Fortunately though, another verbascum has escaped the chop.
The roses are enjoying the good weather and I picked out some red roses today.
Dropscone, who had already done an early morning cycle ride, dropped in for coffee bringing scones with him, and we caught up on his news. He had visited his two year old granddaughter too while we were away.
After he went, we both went out shopping and then got back to work in the garden.
I didn’t have any time for more pictures though as I wanted to have an early lunch and go cycling. I had only been out on my bike three times so far this month, so I was getting well behind my monthly schedule.
It was pretty warm, but luckily the sun went behind some clouds for quite a bit of the trip and I didn’t get over hot. There was sufficient breeze to keep me cool enough to enjoy the outing.
On the down side, I actually encountered two of the tractors that are mowing our local road verges in action as I set off up the Wauchope road. They had not been thorough enough to destroy all the wild flowers though, and I spotted a good looking orchid which they had missed.
I took a picture on the top of Callister to show that they had been quite thorough.
I cycled through Waterbeck and Middlebie and when I stopped to take a picture of the view towards the Lake District, I got distracted by wild flowers.
After Middlebie, I plunged down the hill beneath an arch of trees into the village of Ecclefechan.
As you can see from the wide road in the village, this was once on the main Glasgow road and a busy little place. It is very quiet now. It was the birthplace of Thomas Carlyle, the sage of Ecclefechan and I noted his house beside a neatly contained little stream.
The wide verges on the old main road south to Kirkpatrick Fleming held plenty of wild flowers as the verge mowers had only cut the strip beside the road. Among many others, I noted ragwort (with red soldier beetles) and some striking clover.
From Kirkpatrick Fleming, I finally found that the cooling breeze was now behind me, and I was able to make good speed across the country back to Eskdale.
When I came down off the Canonbie by-pass, I spotted quite a few orchids that had escaped the verge mowers attentions, but the most conspicuous wild flower was the meadowsweet which carpeted the banking on both sides of the road.
Not every verge on my route had been cut. There are some that are so out of the way that they have been left alone.
After so little cycling and quite a lot of sitting around on our trip to and from London, my knees were not quite as happy about the pedalling as I was, but I managed to sweet talk them into doing 35 miles, and that at least got me over 100 miles for the month so far.
I got home in time for a cooling shower before the regular sibling Zoom meeting.
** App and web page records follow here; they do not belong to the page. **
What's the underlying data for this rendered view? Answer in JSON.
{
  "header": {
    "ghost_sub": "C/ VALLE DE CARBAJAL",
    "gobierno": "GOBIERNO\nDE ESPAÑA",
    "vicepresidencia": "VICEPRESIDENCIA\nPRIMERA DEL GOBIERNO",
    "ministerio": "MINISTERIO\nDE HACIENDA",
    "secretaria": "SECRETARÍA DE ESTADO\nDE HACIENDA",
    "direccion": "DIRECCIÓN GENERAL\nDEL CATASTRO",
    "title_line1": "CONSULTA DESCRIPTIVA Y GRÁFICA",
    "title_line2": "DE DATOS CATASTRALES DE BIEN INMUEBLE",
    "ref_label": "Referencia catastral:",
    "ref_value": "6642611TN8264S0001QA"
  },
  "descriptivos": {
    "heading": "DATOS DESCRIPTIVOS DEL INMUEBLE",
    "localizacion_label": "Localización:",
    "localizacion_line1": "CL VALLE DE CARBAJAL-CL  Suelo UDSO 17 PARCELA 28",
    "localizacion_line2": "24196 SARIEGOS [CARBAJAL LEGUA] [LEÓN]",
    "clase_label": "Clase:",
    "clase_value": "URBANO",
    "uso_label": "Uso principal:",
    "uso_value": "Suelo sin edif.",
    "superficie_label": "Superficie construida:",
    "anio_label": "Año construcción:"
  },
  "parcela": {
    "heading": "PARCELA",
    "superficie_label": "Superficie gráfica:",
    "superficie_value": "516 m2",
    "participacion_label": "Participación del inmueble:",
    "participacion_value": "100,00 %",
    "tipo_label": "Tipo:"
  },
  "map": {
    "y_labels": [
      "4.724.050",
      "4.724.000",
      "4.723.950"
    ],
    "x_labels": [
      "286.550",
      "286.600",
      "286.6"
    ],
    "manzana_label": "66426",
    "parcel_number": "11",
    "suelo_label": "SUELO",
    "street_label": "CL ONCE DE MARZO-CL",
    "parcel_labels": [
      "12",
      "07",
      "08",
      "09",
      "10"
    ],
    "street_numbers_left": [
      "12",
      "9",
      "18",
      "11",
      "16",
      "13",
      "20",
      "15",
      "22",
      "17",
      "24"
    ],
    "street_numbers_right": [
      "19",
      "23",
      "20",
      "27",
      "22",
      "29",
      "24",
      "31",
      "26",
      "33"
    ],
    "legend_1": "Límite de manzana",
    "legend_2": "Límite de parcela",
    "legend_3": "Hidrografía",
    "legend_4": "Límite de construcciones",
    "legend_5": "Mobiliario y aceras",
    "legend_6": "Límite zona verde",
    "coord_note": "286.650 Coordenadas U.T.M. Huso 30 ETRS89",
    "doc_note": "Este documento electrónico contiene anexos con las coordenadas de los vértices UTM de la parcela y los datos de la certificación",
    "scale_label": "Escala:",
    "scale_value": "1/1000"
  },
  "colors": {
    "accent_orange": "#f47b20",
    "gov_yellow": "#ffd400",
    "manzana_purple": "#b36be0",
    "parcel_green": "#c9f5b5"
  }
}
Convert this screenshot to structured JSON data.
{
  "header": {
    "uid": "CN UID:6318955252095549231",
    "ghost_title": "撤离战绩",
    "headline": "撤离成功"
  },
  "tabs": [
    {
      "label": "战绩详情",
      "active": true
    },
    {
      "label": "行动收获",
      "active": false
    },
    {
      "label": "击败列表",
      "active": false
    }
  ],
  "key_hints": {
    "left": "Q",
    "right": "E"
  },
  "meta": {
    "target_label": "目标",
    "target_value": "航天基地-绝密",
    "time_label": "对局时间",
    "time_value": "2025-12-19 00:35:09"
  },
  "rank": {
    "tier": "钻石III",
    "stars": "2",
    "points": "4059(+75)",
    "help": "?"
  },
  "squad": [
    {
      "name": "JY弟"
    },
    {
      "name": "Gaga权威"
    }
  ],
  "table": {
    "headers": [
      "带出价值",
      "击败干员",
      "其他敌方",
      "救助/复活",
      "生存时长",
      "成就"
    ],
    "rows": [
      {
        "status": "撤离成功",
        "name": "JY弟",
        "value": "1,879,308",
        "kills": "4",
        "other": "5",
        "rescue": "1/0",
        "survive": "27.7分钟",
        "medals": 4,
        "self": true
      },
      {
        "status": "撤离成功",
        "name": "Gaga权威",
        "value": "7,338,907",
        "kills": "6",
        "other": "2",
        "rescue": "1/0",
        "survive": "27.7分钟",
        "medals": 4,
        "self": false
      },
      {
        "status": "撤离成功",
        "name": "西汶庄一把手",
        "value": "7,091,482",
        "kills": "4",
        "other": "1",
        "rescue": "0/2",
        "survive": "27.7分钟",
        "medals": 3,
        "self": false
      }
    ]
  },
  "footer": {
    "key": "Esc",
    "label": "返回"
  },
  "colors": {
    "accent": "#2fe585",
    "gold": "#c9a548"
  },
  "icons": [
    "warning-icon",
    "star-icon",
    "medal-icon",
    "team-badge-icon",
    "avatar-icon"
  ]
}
I had been able to pick enough raspberries in the morning for us to have some raspberries and cream for afters at our evening meal.
I had filled the bird feeder but there was very little traffic, and the only bird that I photographed all day was this siskin. I will try to catch a flying bird tomorrow.